Task to complete:
The full set of entries is to be printed exactly, with pictures excluded.

(Beginning of Input data)

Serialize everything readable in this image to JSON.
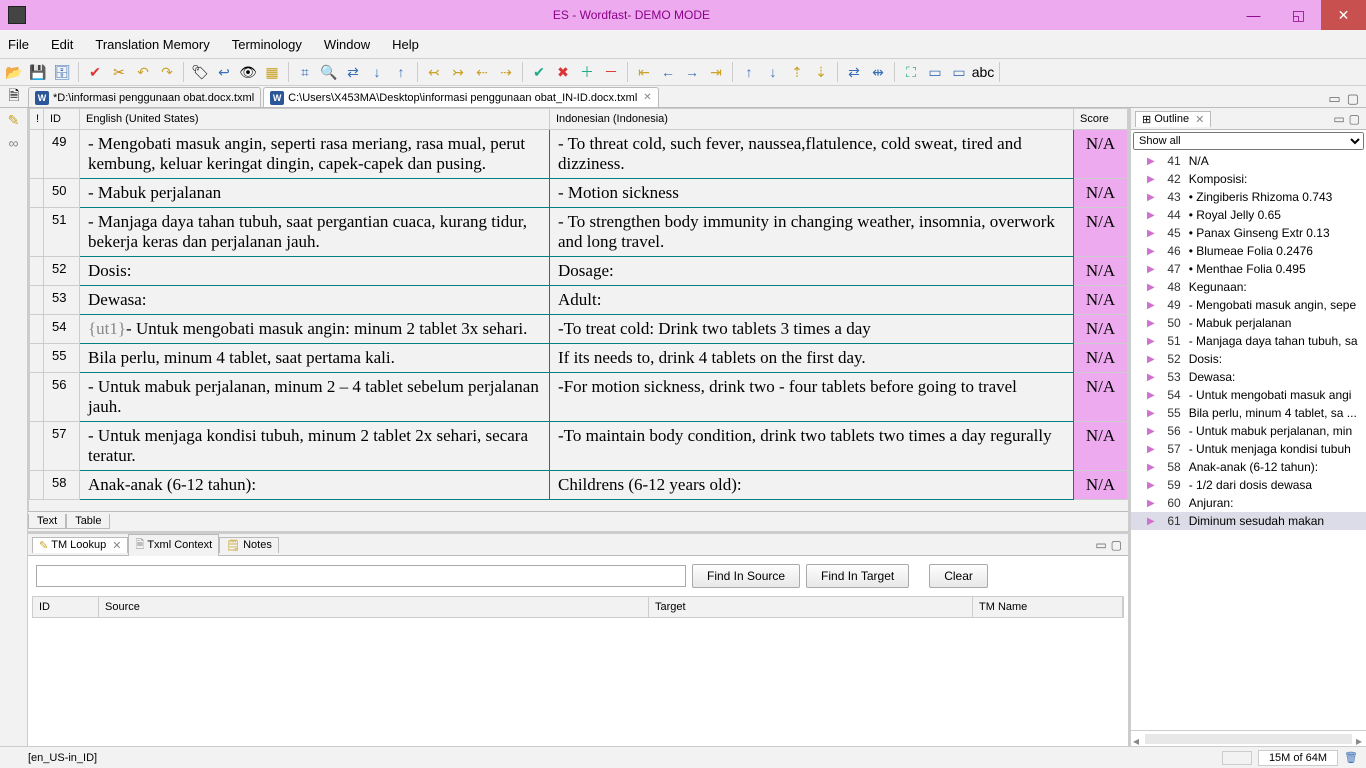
{
  "window": {
    "title": "ES - Wordfast- DEMO MODE"
  },
  "menu": [
    "File",
    "Edit",
    "Translation Memory",
    "Terminology",
    "Window",
    "Help"
  ],
  "tabs": [
    {
      "label": "*D:\\informasi penggunaan obat.docx.txml",
      "active": false
    },
    {
      "label": "C:\\Users\\X453MA\\Desktop\\informasi penggunaan obat_IN-ID.docx.txml",
      "active": true
    }
  ],
  "columns": {
    "flag": "!",
    "id": "ID",
    "source": "English (United States)",
    "target": "Indonesian (Indonesia)",
    "score": "Score"
  },
  "segments": [
    {
      "id": "49",
      "source": "- Mengobati masuk angin, seperti rasa meriang, rasa mual, perut kembung, keluar keringat dingin, capek-capek dan pusing.",
      "target": "- To threat cold, such fever, naussea,flatulence, cold sweat, tired and dizziness.",
      "score": "N/A"
    },
    {
      "id": "50",
      "source": "- Mabuk perjalanan",
      "target": "- Motion sickness",
      "score": "N/A"
    },
    {
      "id": "51",
      "source": "- Manjaga daya tahan tubuh, saat pergantian cuaca, kurang tidur, bekerja keras dan perjalanan jauh.",
      "target": "- To strengthen body immunity in changing weather, insomnia, overwork and long travel.",
      "score": "N/A"
    },
    {
      "id": "52",
      "source": "Dosis:",
      "target": "Dosage:",
      "score": "N/A"
    },
    {
      "id": "53",
      "source": "Dewasa:",
      "target": "Adult:",
      "score": "N/A"
    },
    {
      "id": "54",
      "source_prefix": "{ut1}",
      "source": "- Untuk mengobati masuk angin: minum 2 tablet 3x sehari.",
      "target": "-To treat cold: Drink two tablets 3 times a day",
      "score": "N/A"
    },
    {
      "id": "55",
      "source": "Bila perlu, minum 4 tablet, saat pertama kali.",
      "target": "If its needs to, drink 4 tablets on the first day.",
      "score": "N/A"
    },
    {
      "id": "56",
      "source": "- Untuk mabuk perjalanan, minum 2 – 4 tablet sebelum perjalanan jauh.",
      "target": "-For motion sickness, drink two - four tablets before going to travel",
      "score": "N/A"
    },
    {
      "id": "57",
      "source": "- Untuk menjaga kondisi tubuh, minum 2 tablet 2x sehari, secara teratur.",
      "target": "-To maintain body condition, drink two tablets two times a day regurally",
      "score": "N/A"
    },
    {
      "id": "58",
      "source": "Anak-anak (6-12 tahun):",
      "target": "Childrens  (6-12 years old):",
      "score": "N/A"
    }
  ],
  "bottom_tabs": [
    "Text",
    "Table"
  ],
  "outline": {
    "title": "Outline",
    "filter": "Show all",
    "items": [
      {
        "n": "41",
        "t": "N/A"
      },
      {
        "n": "42",
        "t": "Komposisi:"
      },
      {
        "n": "43",
        "t": "• Zingiberis Rhizoma 0.743"
      },
      {
        "n": "44",
        "t": "• Royal Jelly 0.65"
      },
      {
        "n": "45",
        "t": "• Panax Ginseng Extr 0.13"
      },
      {
        "n": "46",
        "t": "• Blumeae Folia 0.2476"
      },
      {
        "n": "47",
        "t": "• Menthae Folia 0.495"
      },
      {
        "n": "48",
        "t": "Kegunaan:"
      },
      {
        "n": "49",
        "t": "- Mengobati masuk angin, sepe"
      },
      {
        "n": "50",
        "t": "- Mabuk perjalanan"
      },
      {
        "n": "51",
        "t": "- Manjaga daya tahan tubuh, sa"
      },
      {
        "n": "52",
        "t": "Dosis:"
      },
      {
        "n": "53",
        "t": "Dewasa:"
      },
      {
        "n": "54",
        "t": "- Untuk mengobati masuk angi"
      },
      {
        "n": "55",
        "t": "Bila perlu, minum 4 tablet, sa ..."
      },
      {
        "n": "56",
        "t": "- Untuk mabuk perjalanan, min"
      },
      {
        "n": "57",
        "t": "- Untuk menjaga kondisi tubuh"
      },
      {
        "n": "58",
        "t": "Anak-anak (6-12 tahun):"
      },
      {
        "n": "59",
        "t": "- 1/2 dari dosis dewasa"
      },
      {
        "n": "60",
        "t": "Anjuran:"
      },
      {
        "n": "61",
        "t": "Diminum sesudah makan",
        "sel": true
      }
    ]
  },
  "lower_tabs": [
    "TM Lookup",
    "Txml Context",
    "Notes"
  ],
  "tm_buttons": {
    "find_source": "Find In Source",
    "find_target": "Find In Target",
    "clear": "Clear"
  },
  "tm_columns": {
    "id": "ID",
    "source": "Source",
    "target": "Target",
    "tmname": "TM Name"
  },
  "status": {
    "locale": "[en_US-in_ID]",
    "mem": "15M of 64M"
  }
}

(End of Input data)

Response area:
Serialize everything readable in this image to JSON.
{
  "window": {
    "title": "ES - Wordfast- DEMO MODE"
  },
  "menu": [
    "File",
    "Edit",
    "Translation Memory",
    "Terminology",
    "Window",
    "Help"
  ],
  "tabs": [
    {
      "label": "*D:\\informasi penggunaan obat.docx.txml",
      "active": false
    },
    {
      "label": "C:\\Users\\X453MA\\Desktop\\informasi penggunaan obat_IN-ID.docx.txml",
      "active": true
    }
  ],
  "columns": {
    "flag": "!",
    "id": "ID",
    "source": "English (United States)",
    "target": "Indonesian (Indonesia)",
    "score": "Score"
  },
  "segments": [
    {
      "id": "49",
      "source": "- Mengobati masuk angin, seperti rasa meriang, rasa mual, perut kembung, keluar keringat dingin, capek-capek dan pusing.",
      "target": "- To threat cold, such fever, naussea,flatulence, cold sweat, tired and dizziness.",
      "score": "N/A"
    },
    {
      "id": "50",
      "source": "- Mabuk perjalanan",
      "target": "- Motion sickness",
      "score": "N/A"
    },
    {
      "id": "51",
      "source": "- Manjaga daya tahan tubuh, saat pergantian cuaca, kurang tidur, bekerja keras dan perjalanan jauh.",
      "target": "- To strengthen body immunity in changing weather, insomnia, overwork and long travel.",
      "score": "N/A"
    },
    {
      "id": "52",
      "source": "Dosis:",
      "target": "Dosage:",
      "score": "N/A"
    },
    {
      "id": "53",
      "source": "Dewasa:",
      "target": "Adult:",
      "score": "N/A"
    },
    {
      "id": "54",
      "source_prefix": "{ut1}",
      "source": "- Untuk mengobati masuk angin: minum 2 tablet 3x sehari.",
      "target": "-To treat cold: Drink two tablets 3 times a day",
      "score": "N/A"
    },
    {
      "id": "55",
      "source": "Bila perlu, minum 4 tablet, saat pertama kali.",
      "target": "If its needs to, drink 4 tablets on the first day.",
      "score": "N/A"
    },
    {
      "id": "56",
      "source": "- Untuk mabuk perjalanan, minum 2 – 4 tablet sebelum perjalanan jauh.",
      "target": "-For motion sickness, drink two - four tablets before going to travel",
      "score": "N/A"
    },
    {
      "id": "57",
      "source": "- Untuk menjaga kondisi tubuh, minum 2 tablet 2x sehari, secara teratur.",
      "target": "-To maintain body condition, drink two tablets two times a day regurally",
      "score": "N/A"
    },
    {
      "id": "58",
      "source": "Anak-anak (6-12 tahun):",
      "target": "Childrens  (6-12 years old):",
      "score": "N/A"
    }
  ],
  "bottom_tabs": [
    "Text",
    "Table"
  ],
  "outline": {
    "title": "Outline",
    "filter": "Show all",
    "items": [
      {
        "n": "41",
        "t": "N/A"
      },
      {
        "n": "42",
        "t": "Komposisi:"
      },
      {
        "n": "43",
        "t": "• Zingiberis Rhizoma 0.743"
      },
      {
        "n": "44",
        "t": "• Royal Jelly 0.65"
      },
      {
        "n": "45",
        "t": "• Panax Ginseng Extr 0.13"
      },
      {
        "n": "46",
        "t": "• Blumeae Folia 0.2476"
      },
      {
        "n": "47",
        "t": "• Menthae Folia 0.495"
      },
      {
        "n": "48",
        "t": "Kegunaan:"
      },
      {
        "n": "49",
        "t": "- Mengobati masuk angin, sepe"
      },
      {
        "n": "50",
        "t": "- Mabuk perjalanan"
      },
      {
        "n": "51",
        "t": "- Manjaga daya tahan tubuh, sa"
      },
      {
        "n": "52",
        "t": "Dosis:"
      },
      {
        "n": "53",
        "t": "Dewasa:"
      },
      {
        "n": "54",
        "t": "- Untuk mengobati masuk angi"
      },
      {
        "n": "55",
        "t": "Bila perlu, minum 4 tablet, sa ..."
      },
      {
        "n": "56",
        "t": "- Untuk mabuk perjalanan, min"
      },
      {
        "n": "57",
        "t": "- Untuk menjaga kondisi tubuh"
      },
      {
        "n": "58",
        "t": "Anak-anak (6-12 tahun):"
      },
      {
        "n": "59",
        "t": "- 1/2 dari dosis dewasa"
      },
      {
        "n": "60",
        "t": "Anjuran:"
      },
      {
        "n": "61",
        "t": "Diminum sesudah makan",
        "sel": true
      }
    ]
  },
  "lower_tabs": [
    "TM Lookup",
    "Txml Context",
    "Notes"
  ],
  "tm_buttons": {
    "find_source": "Find In Source",
    "find_target": "Find In Target",
    "clear": "Clear"
  },
  "tm_columns": {
    "id": "ID",
    "source": "Source",
    "target": "Target",
    "tmname": "TM Name"
  },
  "status": {
    "locale": "[en_US-in_ID]",
    "mem": "15M of 64M"
  }
}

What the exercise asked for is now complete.